Tell a little about your background
I was born and raised in the U.S.-Mexico border, along the Tijuana-San Diego region. Perhaps surprisingly, I do not particularly miss California, even its yearlong summer. Maybe because I spend my life in creaky, dark archives and libraries, I stopped paying attention. Or I am simply on my way to becoming a full-blown mid-westerner.
You most recently lived in Chicago. Is it your favorite city?
What do you most enjoy when it comes to teaching?
Topics such as Latin American history, transnational history, Latino history, and U.S.-Latin American relations. I particularly enjoy teaching about Latin America in global perspective. Themes could include imperialism, migrations, race, science, cities, sports, film, etc. Since I advocate for ignorance of the good kind—I assume that there is always more to know about everything— I am open to suggestions, too.
What are your research interests?
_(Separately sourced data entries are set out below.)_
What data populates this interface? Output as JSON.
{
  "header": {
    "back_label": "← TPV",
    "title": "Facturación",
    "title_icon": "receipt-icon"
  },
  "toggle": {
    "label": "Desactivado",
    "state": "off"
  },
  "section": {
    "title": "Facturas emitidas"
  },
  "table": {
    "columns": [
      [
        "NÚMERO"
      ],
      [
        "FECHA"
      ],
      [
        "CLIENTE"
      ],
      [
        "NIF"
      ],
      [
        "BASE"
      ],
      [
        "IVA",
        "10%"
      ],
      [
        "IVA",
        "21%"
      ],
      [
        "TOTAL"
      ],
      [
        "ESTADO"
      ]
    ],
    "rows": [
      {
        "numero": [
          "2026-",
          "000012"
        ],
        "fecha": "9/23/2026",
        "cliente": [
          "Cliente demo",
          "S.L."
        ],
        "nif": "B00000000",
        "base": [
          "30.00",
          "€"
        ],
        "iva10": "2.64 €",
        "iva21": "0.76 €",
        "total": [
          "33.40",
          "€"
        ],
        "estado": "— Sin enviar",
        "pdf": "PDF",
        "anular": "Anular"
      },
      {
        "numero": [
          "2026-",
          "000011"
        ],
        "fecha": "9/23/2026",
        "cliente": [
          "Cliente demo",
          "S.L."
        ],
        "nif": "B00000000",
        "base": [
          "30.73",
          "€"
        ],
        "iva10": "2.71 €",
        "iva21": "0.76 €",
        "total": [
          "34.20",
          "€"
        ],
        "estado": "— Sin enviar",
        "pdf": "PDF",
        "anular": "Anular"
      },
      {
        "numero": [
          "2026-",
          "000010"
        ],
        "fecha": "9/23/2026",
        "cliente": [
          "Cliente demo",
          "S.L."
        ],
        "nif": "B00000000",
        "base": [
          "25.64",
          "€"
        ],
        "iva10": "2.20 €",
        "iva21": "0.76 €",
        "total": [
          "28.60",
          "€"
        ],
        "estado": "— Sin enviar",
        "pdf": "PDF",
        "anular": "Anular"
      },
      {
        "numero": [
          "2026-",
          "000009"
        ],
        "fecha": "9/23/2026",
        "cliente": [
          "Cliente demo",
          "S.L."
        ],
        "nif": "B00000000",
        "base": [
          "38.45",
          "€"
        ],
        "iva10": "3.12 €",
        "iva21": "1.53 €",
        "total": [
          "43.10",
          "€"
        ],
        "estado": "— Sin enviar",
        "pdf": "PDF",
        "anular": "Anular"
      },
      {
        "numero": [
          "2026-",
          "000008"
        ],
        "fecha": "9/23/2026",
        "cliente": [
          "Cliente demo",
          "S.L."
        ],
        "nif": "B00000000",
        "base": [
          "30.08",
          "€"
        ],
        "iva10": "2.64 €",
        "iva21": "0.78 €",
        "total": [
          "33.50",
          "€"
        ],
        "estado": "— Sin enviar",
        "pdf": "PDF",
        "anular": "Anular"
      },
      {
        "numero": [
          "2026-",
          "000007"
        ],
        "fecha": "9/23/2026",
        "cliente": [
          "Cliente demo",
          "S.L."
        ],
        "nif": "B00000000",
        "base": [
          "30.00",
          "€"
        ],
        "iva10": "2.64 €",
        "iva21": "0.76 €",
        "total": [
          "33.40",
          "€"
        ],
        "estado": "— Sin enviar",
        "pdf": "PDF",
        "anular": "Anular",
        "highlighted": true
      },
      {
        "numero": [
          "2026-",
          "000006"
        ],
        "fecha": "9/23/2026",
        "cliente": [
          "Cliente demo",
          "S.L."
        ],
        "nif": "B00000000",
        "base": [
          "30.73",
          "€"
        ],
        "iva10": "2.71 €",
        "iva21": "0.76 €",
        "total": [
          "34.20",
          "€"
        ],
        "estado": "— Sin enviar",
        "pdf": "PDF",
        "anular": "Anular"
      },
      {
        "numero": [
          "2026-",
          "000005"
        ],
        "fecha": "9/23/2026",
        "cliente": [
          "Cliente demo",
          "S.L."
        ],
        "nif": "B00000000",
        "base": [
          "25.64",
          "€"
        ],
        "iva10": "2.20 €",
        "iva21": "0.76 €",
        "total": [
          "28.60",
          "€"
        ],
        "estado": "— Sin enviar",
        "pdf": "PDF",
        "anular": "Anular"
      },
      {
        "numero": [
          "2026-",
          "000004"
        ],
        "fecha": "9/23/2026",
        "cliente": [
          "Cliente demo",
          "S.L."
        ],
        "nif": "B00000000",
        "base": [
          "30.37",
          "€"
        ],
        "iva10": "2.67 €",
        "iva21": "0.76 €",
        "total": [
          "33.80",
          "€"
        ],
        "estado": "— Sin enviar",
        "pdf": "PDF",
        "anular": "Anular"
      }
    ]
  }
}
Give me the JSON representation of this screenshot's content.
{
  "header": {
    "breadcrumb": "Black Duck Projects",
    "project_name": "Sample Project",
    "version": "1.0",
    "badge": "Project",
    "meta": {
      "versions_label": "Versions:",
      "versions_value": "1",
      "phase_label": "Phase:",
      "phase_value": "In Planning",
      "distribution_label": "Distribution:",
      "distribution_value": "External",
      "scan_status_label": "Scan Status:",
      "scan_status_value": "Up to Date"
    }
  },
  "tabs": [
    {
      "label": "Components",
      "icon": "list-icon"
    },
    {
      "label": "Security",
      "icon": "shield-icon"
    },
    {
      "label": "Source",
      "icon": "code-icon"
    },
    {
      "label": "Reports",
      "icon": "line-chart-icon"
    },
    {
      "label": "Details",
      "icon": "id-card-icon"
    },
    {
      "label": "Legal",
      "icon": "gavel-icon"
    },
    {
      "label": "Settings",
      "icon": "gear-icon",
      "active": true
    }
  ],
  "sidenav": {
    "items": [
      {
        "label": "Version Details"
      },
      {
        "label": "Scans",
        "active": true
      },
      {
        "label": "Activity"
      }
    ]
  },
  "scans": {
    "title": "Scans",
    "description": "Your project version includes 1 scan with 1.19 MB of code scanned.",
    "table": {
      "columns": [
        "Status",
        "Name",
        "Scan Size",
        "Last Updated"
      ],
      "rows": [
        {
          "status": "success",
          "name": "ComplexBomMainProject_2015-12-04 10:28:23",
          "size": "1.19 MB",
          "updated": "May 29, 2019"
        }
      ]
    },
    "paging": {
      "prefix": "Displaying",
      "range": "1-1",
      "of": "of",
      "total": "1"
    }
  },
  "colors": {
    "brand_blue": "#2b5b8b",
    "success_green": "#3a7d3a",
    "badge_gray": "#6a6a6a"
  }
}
I am a historian of Latin America, with a focus on Mexico. I am currently writing a book that will challenge how we think about US-Mexico history. While myths of conflict and incompatibility persist, I intend to show how both countries have made each other. My next projects will include oil politics, science, and the Cold War in Mexico.